── Study material ──
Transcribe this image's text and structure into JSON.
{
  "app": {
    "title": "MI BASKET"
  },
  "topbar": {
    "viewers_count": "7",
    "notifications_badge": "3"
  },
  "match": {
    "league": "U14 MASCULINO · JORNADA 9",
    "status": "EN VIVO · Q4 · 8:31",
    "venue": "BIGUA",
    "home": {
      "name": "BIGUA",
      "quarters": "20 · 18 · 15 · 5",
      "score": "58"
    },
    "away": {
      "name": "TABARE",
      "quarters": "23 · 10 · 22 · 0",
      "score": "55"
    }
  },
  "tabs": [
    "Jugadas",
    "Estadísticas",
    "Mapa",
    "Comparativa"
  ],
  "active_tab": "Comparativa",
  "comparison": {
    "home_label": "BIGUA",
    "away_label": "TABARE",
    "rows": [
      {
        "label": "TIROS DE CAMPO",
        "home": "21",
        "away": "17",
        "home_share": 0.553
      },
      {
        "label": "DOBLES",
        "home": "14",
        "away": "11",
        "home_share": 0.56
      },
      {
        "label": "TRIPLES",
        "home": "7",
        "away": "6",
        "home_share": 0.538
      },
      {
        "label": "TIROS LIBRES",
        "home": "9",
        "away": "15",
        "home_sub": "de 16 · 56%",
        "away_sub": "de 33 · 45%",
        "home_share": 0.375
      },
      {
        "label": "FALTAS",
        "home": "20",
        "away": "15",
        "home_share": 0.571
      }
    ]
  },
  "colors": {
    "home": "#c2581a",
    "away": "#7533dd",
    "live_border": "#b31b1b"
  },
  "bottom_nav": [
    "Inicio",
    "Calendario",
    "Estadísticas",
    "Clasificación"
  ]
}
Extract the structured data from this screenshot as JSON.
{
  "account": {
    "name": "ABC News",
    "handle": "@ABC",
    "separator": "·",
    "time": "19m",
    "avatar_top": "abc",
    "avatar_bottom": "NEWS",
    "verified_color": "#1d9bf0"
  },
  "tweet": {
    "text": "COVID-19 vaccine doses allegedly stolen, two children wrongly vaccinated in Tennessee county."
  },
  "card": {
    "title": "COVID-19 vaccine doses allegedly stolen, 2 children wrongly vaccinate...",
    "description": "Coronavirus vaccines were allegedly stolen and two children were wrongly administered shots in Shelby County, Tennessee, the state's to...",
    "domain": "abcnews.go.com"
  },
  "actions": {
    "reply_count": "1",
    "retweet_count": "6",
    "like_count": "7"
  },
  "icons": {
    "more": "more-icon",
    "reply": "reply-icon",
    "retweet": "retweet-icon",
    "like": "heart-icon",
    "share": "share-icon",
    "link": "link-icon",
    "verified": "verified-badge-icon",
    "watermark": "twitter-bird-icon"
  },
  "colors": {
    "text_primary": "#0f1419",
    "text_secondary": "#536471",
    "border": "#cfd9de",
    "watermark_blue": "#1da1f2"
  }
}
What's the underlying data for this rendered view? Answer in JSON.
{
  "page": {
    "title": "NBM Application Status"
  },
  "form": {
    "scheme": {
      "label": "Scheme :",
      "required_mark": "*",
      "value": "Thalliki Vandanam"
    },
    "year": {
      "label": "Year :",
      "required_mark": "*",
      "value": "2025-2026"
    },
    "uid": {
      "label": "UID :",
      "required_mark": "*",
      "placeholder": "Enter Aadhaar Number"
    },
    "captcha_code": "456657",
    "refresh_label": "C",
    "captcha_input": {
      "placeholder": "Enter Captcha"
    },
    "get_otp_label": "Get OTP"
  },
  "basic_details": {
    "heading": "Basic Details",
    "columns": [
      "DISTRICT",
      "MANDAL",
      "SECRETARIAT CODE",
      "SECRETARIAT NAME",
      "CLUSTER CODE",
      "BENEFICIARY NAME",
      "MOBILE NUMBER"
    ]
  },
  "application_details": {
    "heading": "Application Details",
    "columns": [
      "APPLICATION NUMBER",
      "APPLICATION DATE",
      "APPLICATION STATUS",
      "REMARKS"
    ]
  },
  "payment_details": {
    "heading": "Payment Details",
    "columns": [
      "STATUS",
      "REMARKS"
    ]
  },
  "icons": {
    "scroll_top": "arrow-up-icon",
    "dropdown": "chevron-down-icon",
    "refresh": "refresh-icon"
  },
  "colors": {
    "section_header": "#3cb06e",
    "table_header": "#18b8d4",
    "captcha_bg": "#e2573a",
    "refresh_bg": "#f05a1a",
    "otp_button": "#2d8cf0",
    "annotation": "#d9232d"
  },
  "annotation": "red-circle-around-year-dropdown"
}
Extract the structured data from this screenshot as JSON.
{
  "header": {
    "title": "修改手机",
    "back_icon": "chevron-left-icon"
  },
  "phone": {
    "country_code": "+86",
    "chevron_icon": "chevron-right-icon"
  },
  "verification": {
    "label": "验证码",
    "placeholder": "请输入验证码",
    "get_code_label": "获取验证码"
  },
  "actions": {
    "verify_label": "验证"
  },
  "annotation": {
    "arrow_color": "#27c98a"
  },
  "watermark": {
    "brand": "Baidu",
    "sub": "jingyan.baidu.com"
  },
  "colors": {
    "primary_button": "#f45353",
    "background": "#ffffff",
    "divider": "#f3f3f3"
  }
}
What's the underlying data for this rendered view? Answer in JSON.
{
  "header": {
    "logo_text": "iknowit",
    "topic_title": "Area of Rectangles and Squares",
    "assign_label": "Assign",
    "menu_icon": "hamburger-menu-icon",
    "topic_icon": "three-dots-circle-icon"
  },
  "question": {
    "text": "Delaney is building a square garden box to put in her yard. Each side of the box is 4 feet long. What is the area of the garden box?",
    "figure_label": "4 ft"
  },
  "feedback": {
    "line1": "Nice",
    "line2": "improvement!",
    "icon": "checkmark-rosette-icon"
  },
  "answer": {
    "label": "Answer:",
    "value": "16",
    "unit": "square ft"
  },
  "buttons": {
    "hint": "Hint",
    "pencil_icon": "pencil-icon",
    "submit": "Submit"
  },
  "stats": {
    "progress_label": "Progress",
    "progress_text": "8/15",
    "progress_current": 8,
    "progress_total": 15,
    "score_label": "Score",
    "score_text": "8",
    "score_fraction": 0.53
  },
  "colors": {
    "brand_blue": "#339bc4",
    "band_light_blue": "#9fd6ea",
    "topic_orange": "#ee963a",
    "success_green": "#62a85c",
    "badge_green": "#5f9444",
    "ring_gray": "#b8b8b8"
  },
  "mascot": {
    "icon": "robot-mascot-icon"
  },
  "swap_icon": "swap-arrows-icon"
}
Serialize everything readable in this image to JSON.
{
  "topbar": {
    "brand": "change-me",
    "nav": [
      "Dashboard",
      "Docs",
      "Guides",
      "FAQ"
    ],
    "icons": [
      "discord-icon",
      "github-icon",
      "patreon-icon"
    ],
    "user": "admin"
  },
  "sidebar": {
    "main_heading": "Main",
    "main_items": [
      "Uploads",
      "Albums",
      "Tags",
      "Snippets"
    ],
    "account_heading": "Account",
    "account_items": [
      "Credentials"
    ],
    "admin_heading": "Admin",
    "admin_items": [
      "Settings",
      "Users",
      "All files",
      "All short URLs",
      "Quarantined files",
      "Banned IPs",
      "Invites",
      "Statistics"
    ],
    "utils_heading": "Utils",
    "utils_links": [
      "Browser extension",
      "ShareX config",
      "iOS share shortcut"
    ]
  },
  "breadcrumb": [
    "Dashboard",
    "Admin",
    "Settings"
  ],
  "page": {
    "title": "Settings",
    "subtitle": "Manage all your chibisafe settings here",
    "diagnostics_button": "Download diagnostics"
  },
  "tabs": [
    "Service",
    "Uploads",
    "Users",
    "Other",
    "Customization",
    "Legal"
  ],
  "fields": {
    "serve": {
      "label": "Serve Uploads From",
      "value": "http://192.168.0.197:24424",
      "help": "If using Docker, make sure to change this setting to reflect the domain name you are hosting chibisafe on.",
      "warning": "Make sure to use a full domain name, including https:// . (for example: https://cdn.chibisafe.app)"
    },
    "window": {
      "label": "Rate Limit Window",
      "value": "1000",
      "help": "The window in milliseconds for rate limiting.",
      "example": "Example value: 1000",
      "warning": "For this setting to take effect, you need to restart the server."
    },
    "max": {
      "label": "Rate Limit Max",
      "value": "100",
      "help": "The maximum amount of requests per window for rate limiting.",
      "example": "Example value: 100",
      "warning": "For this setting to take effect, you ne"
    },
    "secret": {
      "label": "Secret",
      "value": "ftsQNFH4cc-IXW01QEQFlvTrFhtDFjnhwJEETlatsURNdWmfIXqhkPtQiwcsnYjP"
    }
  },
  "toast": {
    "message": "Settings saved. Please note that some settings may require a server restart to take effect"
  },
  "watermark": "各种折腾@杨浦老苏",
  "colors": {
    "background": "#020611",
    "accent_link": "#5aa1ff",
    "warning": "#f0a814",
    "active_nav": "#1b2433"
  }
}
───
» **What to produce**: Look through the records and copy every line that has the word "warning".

» **Answer space**:
      "warning": "Make sure to use a full domain name, including https:// . (for example: https://cdn.chibisafe.app)"
      "warning": "For this setting to take effect, you need to restart the server."
      "warning": "For this setting to take effect, you ne"
    "warning": "#f0a814",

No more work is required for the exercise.